[Exercise objective] What follows is data; output all of it exactly as given.

[Data for review]
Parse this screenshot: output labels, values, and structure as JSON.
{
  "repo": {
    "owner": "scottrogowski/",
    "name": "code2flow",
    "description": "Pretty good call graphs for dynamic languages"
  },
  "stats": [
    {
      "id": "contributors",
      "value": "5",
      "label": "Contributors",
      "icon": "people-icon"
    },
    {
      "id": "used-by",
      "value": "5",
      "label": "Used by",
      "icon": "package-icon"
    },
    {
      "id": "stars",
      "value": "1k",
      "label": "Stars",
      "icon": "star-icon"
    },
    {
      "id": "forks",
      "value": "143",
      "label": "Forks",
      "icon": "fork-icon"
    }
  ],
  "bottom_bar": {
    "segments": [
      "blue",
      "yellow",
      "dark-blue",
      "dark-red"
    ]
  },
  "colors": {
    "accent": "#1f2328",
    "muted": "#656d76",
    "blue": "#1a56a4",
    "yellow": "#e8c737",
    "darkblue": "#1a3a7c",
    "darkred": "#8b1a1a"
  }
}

[Response box]
Parse this screenshot: output labels, values, and structure as JSON.
{
  "repo": {
    "owner": "scottrogowski/",
    "name": "code2flow",
    "description": "Pretty good call graphs for dynamic languages"
  },
  "stats": [
    {
      "id": "contributors",
      "value": "5",
      "label": "Contributors",
      "icon": "people-icon"
    },
    {
      "id": "used-by",
      "value": "5",
      "label": "Used by",
      "icon": "package-icon"
    },
    {
      "id": "stars",
      "value": "1k",
      "label": "Stars",
      "icon": "star-icon"
    },
    {
      "id": "forks",
      "value": "143",
      "label": "Forks",
      "icon": "fork-icon"
    }
  ],
  "bottom_bar": {
    "segments": [
      "blue",
      "yellow",
      "dark-blue",
      "dark-red"
    ]
  },
  "colors": {
    "accent": "#1f2328",
    "muted": "#656d76",
    "blue": "#1a56a4",
    "yellow": "#e8c737",
    "darkblue": "#1a3a7c",
    "darkred": "#8b1a1a"
  }
}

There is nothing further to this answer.